15. (Q) Do thoughts of future mother have any direct effect or influence on soul attracted to be her child? (A) This should be, as ever, left in the hands of the Creator. Prepare the self mentally and physically, and leave that to the Lord; not merely passively but actively, knowing that in the same measure ye mete to others ye mete to thy Maker. Then, what manner of soul are ye attracting?

16. (Q) Does soul enter child at conception or birth or in between? (A) It may at the first moment of breath; it may some hours before birth; it may many hours after birth. This depends upon that condition, that environ surrounding the circumstance.

17. (Q) Are there souls waiting on the other side to come to this world as my children? (A) If the opportunity is offered, they will come.

18. (Q) Is it possible to influence this selection by the mental or spiritual thoughts of the prospective mother? (A) These should be, as indicated, left to the will, the purpose of the Father-God. What do ye seek? That such shall be a channel of blessings to others, or to satisfy or gratify thine own desires, or that ye in thy desire may fulfill the whole purpose HE, thy Maker, may have with thee? Art thou willing to pay the price for such?

19. (Q) While carrying the child do thoughts and impressions have any effect on the child? (A) To be sure. Thus, if surrounded with beauty, the more beauty there may be. Hast thou not read how that when Mary spoke to Elizabeth, the child leaped within the womb?

20. (Q) Do emotions such as fright, excitement, etc., have any effect on the child? (A) Depends upon how much of this goes beyond the real purpose of the individual entity caring for, or carrying, the child.

21. (Q) Is not the mother when carrying a child very close to God? (A) If she puts herself so! If not, it is merely a physical condition. It's a law - universal law, mental AND material. It may be either, or any, or all. Remember, the Lord thy God is One.

22. (Q) What is the meaning of names? I have been told that Martha should be my real name. Is there a reason why? (A) This comes rather as to the minds and purposes of those who give names to their offspring. Names, to be sure, have their meaning, but as given by the poet, a rose by any other name would be just as beautiful or just as sweet. So may such be said of these.
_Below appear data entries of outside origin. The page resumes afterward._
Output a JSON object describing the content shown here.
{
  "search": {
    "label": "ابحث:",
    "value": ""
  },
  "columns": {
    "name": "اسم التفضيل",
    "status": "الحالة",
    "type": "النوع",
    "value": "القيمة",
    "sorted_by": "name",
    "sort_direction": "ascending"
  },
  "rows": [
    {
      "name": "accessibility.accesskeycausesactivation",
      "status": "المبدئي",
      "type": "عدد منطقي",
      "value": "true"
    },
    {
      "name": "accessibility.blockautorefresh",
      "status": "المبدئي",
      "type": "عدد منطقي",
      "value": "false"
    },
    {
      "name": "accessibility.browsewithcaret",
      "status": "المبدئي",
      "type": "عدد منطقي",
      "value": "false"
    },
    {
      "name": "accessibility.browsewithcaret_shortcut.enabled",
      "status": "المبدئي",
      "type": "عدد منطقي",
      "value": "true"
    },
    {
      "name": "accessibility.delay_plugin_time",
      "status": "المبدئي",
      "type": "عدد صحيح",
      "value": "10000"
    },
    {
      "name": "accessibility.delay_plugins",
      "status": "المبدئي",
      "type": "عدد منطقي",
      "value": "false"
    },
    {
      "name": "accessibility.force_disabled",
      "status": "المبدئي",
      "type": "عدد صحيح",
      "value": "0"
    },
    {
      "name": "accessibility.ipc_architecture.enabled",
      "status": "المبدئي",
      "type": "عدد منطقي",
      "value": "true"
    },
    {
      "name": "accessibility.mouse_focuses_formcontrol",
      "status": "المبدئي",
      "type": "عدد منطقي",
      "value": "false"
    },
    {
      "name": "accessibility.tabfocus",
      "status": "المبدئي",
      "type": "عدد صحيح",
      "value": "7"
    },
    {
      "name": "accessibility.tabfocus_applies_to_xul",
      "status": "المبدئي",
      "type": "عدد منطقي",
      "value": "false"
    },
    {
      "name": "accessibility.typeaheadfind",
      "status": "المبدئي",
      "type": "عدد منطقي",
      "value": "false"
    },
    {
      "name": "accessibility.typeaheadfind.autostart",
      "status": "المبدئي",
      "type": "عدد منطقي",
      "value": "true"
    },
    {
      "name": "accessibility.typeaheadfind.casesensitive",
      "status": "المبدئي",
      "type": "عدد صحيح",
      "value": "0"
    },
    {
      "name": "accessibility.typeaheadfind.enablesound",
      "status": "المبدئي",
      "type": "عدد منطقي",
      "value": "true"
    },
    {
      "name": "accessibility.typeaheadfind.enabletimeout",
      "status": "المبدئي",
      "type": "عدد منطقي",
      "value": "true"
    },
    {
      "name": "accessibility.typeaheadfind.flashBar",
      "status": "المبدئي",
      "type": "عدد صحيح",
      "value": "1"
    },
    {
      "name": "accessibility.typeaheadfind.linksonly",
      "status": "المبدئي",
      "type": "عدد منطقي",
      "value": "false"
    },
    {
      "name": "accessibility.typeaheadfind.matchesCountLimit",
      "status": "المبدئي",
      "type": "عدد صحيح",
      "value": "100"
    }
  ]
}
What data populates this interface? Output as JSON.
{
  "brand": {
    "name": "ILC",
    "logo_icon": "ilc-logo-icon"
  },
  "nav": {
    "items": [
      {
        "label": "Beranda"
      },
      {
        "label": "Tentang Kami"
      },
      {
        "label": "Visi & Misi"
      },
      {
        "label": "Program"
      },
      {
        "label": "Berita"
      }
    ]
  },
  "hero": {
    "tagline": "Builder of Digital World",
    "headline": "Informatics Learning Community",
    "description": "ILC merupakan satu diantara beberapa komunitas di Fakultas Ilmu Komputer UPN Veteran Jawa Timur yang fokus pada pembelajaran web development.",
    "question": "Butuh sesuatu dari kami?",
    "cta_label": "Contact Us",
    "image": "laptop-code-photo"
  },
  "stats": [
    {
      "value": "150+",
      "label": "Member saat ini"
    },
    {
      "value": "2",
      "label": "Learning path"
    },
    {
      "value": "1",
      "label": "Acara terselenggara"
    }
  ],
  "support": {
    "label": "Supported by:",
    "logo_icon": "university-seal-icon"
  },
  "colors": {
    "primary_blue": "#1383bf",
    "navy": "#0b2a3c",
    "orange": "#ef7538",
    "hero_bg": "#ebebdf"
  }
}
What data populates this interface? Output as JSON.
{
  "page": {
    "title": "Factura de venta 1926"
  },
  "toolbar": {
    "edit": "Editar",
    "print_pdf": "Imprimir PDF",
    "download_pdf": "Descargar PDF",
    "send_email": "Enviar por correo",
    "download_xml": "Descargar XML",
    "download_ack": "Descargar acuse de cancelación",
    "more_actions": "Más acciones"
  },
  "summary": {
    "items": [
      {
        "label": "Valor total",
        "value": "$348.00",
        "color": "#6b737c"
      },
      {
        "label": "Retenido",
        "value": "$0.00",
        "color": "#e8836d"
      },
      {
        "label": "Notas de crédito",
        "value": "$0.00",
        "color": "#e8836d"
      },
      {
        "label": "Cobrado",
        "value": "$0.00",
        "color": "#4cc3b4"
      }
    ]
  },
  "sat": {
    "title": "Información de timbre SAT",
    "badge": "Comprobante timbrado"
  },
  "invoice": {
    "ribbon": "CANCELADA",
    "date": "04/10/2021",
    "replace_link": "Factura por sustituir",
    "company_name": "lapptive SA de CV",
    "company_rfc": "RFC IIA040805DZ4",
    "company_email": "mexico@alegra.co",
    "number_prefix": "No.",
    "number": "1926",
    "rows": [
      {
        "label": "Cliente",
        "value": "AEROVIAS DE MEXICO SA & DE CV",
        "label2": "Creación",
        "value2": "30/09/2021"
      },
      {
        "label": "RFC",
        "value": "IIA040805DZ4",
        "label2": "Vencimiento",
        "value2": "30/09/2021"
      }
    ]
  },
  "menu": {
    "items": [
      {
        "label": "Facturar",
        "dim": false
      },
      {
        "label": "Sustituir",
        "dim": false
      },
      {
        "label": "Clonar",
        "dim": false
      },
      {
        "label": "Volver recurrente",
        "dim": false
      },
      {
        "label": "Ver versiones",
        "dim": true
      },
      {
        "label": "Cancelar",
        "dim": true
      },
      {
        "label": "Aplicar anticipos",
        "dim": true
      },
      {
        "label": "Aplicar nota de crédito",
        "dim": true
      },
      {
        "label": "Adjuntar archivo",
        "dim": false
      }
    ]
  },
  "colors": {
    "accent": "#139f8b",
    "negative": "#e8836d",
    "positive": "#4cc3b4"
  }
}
Yet, as given by Him, names have their meaning, and these depend upon the purposes when such are bestowed upon an individual entity entering the earth's plane.

Have ye not understood how that in various experiences individuals, as their purposes or attitudes or desires were indicated, had their names henceforth called a complete or full name meaning or indicating the purpose to which the individual entity or soul had been called? So, all of these have their part. They are not ALL, as indicated. For, ALL is one. One is all, but each individual is impressed by the various phases of man's consciousness in materiality. These, as we find, have varying degrees of effect upon the consciousness or the awareness of individuals. For, "My Spirit beareth witness with thy spirit" is complete in itself.

23. (Q) Do names have a spiritual influence on people? (A) As has just been given.

24. (Q) Would it make any difference to me whether called [457] or Martha? (A) Depends upon how the individual associates names with same.

25. (Q) When would it be best to choose a name for the child? (A) When ye have determined as to the purpose to which ye hope, and which ye will, which ye are willing to dedicate same.

26. (Q) Does this have anything to do with the time when soul enters new body? (A) Nothing.

27. (Q) Is the little boy Mr. Cayce saw, as a vision, with me, still waiting to come as my child? (A) This may depend upon the attitude of the individual.

28. (Q) Is there anything besides prayer and meditation which I can do for my spiritual development and for this new soul? (A) As has been outlined, the study of various phases of experiences of individuals through their relationship to Creative Forces, and their relationship to their fellow man.

For, remember, the soul that is brought into the earth is only lent to thee by the Lord. And the impressions, and that purpose that ye build into that, is that ye send back to thy Maker in the end.

29. We are through for the present.